During the early stages only a few scientists understood the dramatic implications of Gentry’s work. He had soon discovered that when the implications were made plain, publication of his results in scientific journals was refused. But he managed to publish in the most prestigious journals (Science and Nature among them), by allowing his data to stand alone and thus to speak to whoever would perceive the implications.
Research funds cut
By the late 1970s, however, these implications came to be widely understood and hostility began to mount. His applications for further research funds were refused, and eventually he lost his affiliation with Oak Ridge National Laboratory and the small college. Evolutionist scientists claimed that Gentry’s results revealed a ‘tiny mystery’ which would some day be accommodated in the standard evolutionary interpretation of history.

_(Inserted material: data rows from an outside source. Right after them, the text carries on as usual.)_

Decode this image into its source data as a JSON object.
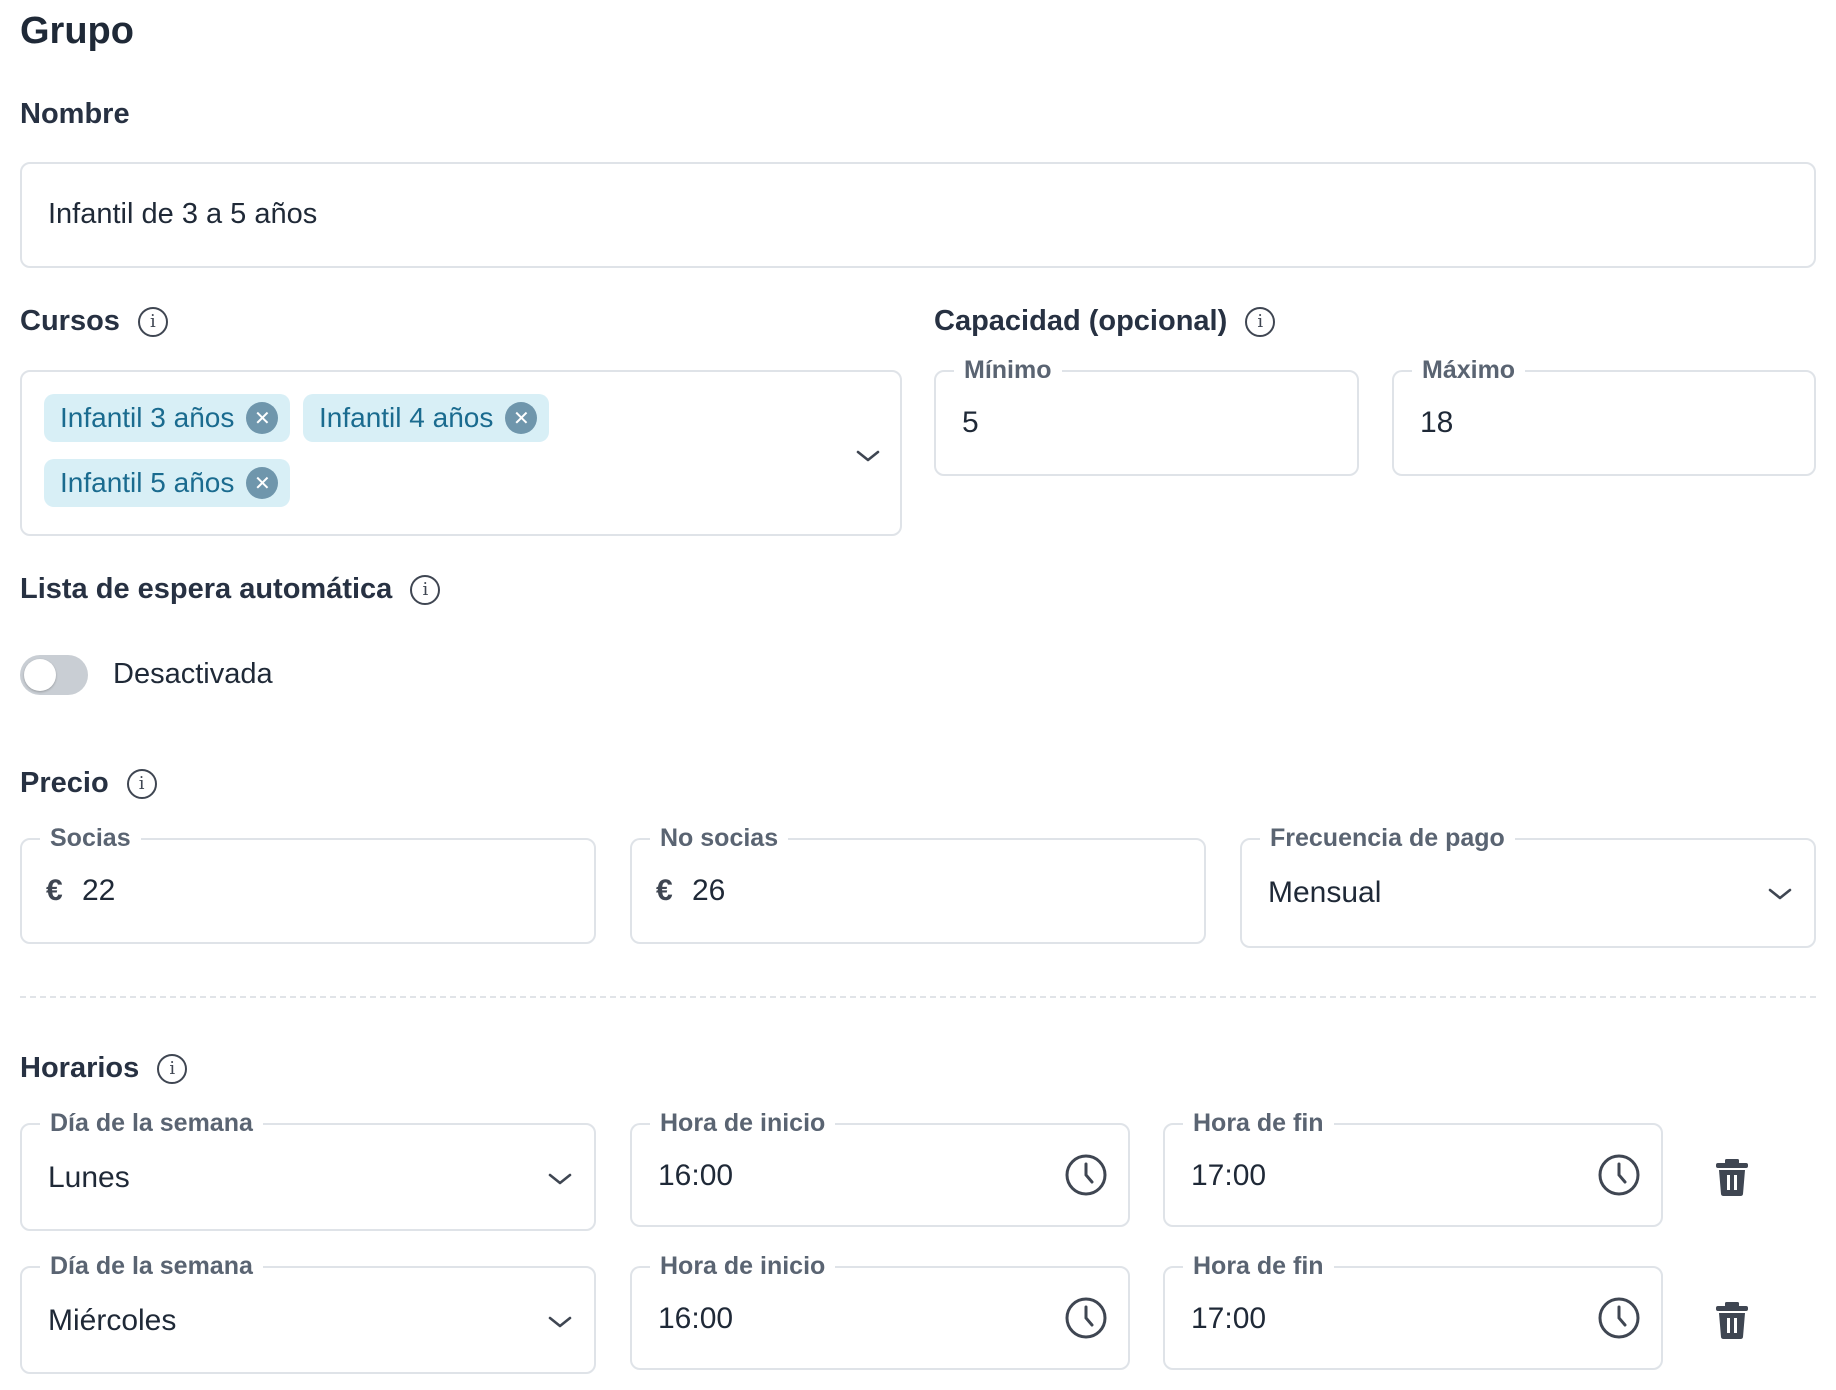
{
  "title": "Grupo",
  "nombre": {
    "label": "Nombre",
    "value": "Infantil de 3 a 5 años"
  },
  "cursos": {
    "label": "Cursos",
    "chips": [
      "Infantil 3 años",
      "Infantil 4 años",
      "Infantil 5 años"
    ]
  },
  "capacidad": {
    "label": "Capacidad (opcional)",
    "min_label": "Mínimo",
    "min_value": "5",
    "max_label": "Máximo",
    "max_value": "18"
  },
  "lista_espera": {
    "label": "Lista de espera automática",
    "toggle_text": "Desactivada",
    "enabled": false
  },
  "precio": {
    "label": "Precio",
    "socias_label": "Socias",
    "socias_currency": "€",
    "socias_value": "22",
    "nosocias_label": "No socias",
    "nosocias_currency": "€",
    "nosocias_value": "26",
    "frecuencia_label": "Frecuencia de pago",
    "frecuencia_value": "Mensual"
  },
  "horarios": {
    "label": "Horarios",
    "rows": [
      {
        "dia_label": "Día de la semana",
        "dia": "Lunes",
        "inicio_label": "Hora de inicio",
        "inicio": "16:00",
        "fin_label": "Hora de fin",
        "fin": "17:00"
      },
      {
        "dia_label": "Día de la semana",
        "dia": "Miércoles",
        "inicio_label": "Hora de inicio",
        "inicio": "16:00",
        "fin_label": "Hora de fin",
        "fin": "17:00"
      }
    ]
  },
  "colors": {
    "chip_bg": "#d8eff6",
    "chip_text": "#1a6b8f",
    "border": "#dfe3e8",
    "toggle_off": "#c9ced4"
  },
  "icons": [
    "info-icon",
    "chevron-down-icon",
    "close-icon",
    "clock-icon",
    "trash-icon"
  ]
}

Robert Gentry took comfort from the fact that the results of his research have never been shown to be in error. Rather than pursue the reason why they have no answers to Gentry’s evidence for a young universe and a young earth, fellow scientists are instead ignoring the whole topic. One might assume that it would be of critical importance to confirm or disprove his evidence. Perhaps they are afraid of what they might find. But when they say there is no evidence for creation, they are either dishonest or uninformed.
With regard to Gentry’s work the attitude of most in the scientific community has been revealed to be not tentative and inquiring (as they claim it is), but firmly committed to one philosophy. This is that nature has no need of God nor, therefore, has scientific explanation. The age-old attitude to God has not changed:
This people’s wits are dulled, their ears are deafened and their eyes blinded, so that they cannot see with their eyes nor listen with their ears nor understand with their wits, so that they may turn and be healed. (Isaiah 6:10 NEB)
Meanwhile, let us derive inspiration from the results of the critical thinking of Robert Gentry.
(Acknowledgment for use of this article goes to Reformed Perspective, Box 12, Transcona Postal Station, Winnipeg. Manitoba. Canada R2C 2Z5.)